“A Mother of One’s Own”: An Analytic View of Object-Relationships in Adult Patients Raised in the Kibbutz

Ofrit Shapira-Berman*

*Corresponding author for this work

Research output: Contribution to journalArticlepeer-review

1 Scopus citations

Abstract

Child rearing practices in Israel’s kibbutzim (from the 1920s to the 1980s) offer a unique opportunity to explore possible consequences of a particular type of early mother–infant relations. During this time in the kibbutzim, it was common that babies were not raised by their mothers as sole, or even major, caretakers. This practice was different from current Western cultural norms of child rearing. Winnicott's view of the role of the mother (1958 [1965]) is examined in light of the author's extensive experience as a psychoanalyst treating adults who were raised in the communal child-rearing system of the kibbutz. The author aims to reexamine the object relations of her patients raised in the kibbutz as manifested in the psychoanalytic process. Patient–analyst relations, transference and countertransference, the analytic “frame,” and the analyst's emotional presence are discussed and examined through two clinical cases illustrating various consequences of the communal child rearing.

Original languageAmerican English
Pages (from-to)431-464
Number of pages34
JournalContemporary Psychoanalysis
Volume54
Issue number3
DOIs
StatePublished - 3 Jul 2018

Bibliographical note

Publisher Copyright:
© 2018, © William Alanson White Institute of Psychiatry, Psychoanalysis & Psychology and the William Alanson White Psychoanalytic Society.

Keywords

  • attachment
  • child-rearing
  • consequences
  • kibbutz
  • object-relation
  • transference–countertransference

Fingerprint

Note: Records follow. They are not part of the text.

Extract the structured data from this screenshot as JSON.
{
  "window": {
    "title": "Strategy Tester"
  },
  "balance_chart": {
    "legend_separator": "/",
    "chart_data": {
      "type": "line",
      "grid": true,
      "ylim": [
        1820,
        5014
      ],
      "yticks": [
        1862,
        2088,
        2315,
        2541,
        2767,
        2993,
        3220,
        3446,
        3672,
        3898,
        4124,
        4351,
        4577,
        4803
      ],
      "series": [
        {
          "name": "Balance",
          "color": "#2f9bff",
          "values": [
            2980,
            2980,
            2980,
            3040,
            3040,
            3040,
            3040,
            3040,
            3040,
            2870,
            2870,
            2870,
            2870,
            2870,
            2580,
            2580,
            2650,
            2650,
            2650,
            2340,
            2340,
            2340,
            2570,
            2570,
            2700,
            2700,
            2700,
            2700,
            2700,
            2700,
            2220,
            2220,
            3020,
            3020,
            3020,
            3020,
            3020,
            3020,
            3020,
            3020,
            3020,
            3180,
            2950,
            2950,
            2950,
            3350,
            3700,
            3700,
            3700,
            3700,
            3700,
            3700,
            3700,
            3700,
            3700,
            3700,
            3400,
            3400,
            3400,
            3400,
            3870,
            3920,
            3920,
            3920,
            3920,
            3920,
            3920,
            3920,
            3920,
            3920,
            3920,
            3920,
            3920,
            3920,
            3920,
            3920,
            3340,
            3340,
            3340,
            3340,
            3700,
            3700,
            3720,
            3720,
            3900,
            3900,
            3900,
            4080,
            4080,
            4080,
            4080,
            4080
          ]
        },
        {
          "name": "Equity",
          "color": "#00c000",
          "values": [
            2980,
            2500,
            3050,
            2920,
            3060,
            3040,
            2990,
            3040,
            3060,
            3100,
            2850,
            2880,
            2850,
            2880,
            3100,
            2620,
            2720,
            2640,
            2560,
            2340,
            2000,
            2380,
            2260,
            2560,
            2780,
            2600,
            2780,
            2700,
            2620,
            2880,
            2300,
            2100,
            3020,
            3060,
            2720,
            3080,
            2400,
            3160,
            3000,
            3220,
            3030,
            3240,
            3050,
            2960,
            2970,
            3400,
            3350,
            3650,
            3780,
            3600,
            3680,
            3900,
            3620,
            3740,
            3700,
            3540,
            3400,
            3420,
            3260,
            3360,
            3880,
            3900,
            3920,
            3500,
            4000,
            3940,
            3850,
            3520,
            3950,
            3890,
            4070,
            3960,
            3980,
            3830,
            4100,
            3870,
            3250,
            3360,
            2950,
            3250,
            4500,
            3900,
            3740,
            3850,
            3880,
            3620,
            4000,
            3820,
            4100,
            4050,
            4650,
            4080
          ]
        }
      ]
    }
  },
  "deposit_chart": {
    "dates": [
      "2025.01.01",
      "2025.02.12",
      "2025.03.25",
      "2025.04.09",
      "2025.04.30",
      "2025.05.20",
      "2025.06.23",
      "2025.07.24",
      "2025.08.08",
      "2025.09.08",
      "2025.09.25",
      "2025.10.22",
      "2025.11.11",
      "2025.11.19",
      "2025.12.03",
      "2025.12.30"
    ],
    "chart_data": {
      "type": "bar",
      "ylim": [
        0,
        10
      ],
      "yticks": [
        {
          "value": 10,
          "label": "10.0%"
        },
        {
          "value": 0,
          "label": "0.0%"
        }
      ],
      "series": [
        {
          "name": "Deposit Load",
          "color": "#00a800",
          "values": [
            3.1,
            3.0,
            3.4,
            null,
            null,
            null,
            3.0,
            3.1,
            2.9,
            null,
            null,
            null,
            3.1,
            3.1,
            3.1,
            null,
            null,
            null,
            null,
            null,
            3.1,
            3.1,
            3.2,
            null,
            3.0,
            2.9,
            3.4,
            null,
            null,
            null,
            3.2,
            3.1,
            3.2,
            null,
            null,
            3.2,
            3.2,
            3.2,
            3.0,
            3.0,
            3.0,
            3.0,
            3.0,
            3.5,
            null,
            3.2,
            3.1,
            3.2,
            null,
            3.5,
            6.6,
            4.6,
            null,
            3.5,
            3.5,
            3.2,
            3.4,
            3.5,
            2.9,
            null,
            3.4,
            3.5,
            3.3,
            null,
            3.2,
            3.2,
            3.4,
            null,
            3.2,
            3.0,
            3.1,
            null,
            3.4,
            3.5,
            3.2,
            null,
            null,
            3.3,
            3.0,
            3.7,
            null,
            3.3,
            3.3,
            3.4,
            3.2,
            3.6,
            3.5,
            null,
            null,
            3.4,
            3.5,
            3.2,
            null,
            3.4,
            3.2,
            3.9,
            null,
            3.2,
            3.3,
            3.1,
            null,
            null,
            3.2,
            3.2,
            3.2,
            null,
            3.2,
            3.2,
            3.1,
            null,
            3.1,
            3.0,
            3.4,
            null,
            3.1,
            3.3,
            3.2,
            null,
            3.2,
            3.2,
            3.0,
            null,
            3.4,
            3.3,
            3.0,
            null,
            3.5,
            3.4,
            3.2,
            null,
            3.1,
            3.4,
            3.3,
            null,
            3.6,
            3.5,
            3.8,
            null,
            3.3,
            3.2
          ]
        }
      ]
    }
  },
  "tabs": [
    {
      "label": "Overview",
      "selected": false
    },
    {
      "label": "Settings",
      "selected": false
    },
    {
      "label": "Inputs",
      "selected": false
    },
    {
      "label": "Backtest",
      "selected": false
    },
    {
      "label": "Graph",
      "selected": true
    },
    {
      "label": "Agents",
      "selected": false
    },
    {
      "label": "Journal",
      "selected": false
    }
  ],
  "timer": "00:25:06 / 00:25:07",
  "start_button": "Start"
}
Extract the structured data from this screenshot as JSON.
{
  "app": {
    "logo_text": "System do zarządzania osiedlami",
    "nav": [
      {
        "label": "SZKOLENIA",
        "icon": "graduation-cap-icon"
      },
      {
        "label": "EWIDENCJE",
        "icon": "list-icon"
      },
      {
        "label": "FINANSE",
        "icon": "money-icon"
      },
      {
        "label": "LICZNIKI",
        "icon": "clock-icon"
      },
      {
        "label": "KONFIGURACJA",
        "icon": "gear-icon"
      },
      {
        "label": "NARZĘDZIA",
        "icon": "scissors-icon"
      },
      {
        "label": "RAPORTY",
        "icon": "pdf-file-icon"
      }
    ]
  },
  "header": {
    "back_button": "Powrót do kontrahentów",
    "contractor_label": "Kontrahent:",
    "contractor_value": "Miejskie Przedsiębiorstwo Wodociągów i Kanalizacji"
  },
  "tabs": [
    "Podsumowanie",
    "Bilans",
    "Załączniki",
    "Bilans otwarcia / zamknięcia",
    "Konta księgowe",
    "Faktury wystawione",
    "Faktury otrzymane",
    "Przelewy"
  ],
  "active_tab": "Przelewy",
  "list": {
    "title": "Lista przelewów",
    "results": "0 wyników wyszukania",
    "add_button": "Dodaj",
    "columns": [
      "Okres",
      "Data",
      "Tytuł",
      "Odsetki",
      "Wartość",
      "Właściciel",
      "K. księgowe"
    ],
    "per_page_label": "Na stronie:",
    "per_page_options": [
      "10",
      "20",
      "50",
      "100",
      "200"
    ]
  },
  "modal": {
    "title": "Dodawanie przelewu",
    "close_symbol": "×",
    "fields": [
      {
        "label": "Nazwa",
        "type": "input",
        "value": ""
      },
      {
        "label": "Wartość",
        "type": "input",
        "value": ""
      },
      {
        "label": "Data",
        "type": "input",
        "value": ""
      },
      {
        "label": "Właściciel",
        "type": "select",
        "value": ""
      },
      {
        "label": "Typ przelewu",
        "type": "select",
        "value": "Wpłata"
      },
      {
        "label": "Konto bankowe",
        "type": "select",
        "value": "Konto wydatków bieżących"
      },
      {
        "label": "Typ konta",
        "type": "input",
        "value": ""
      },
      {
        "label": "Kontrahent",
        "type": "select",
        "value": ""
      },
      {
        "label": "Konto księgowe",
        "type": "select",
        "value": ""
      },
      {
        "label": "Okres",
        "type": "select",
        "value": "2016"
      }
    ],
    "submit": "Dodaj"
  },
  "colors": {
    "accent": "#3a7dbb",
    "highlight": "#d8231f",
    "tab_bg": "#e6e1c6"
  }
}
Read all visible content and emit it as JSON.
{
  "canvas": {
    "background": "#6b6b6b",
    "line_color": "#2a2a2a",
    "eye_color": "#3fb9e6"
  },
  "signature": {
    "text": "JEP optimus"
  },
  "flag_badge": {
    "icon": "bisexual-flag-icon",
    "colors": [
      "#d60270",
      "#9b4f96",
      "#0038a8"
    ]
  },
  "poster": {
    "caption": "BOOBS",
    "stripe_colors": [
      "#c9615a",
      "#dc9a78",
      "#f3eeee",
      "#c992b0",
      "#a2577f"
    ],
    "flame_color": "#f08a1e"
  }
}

Dive into the research topics of '“A Mother of One’s Own”: An Analytic View of Object-Relationships in Adult Patients Raised in the Kibbutz'. Together they form a unique fingerprint.

Cite this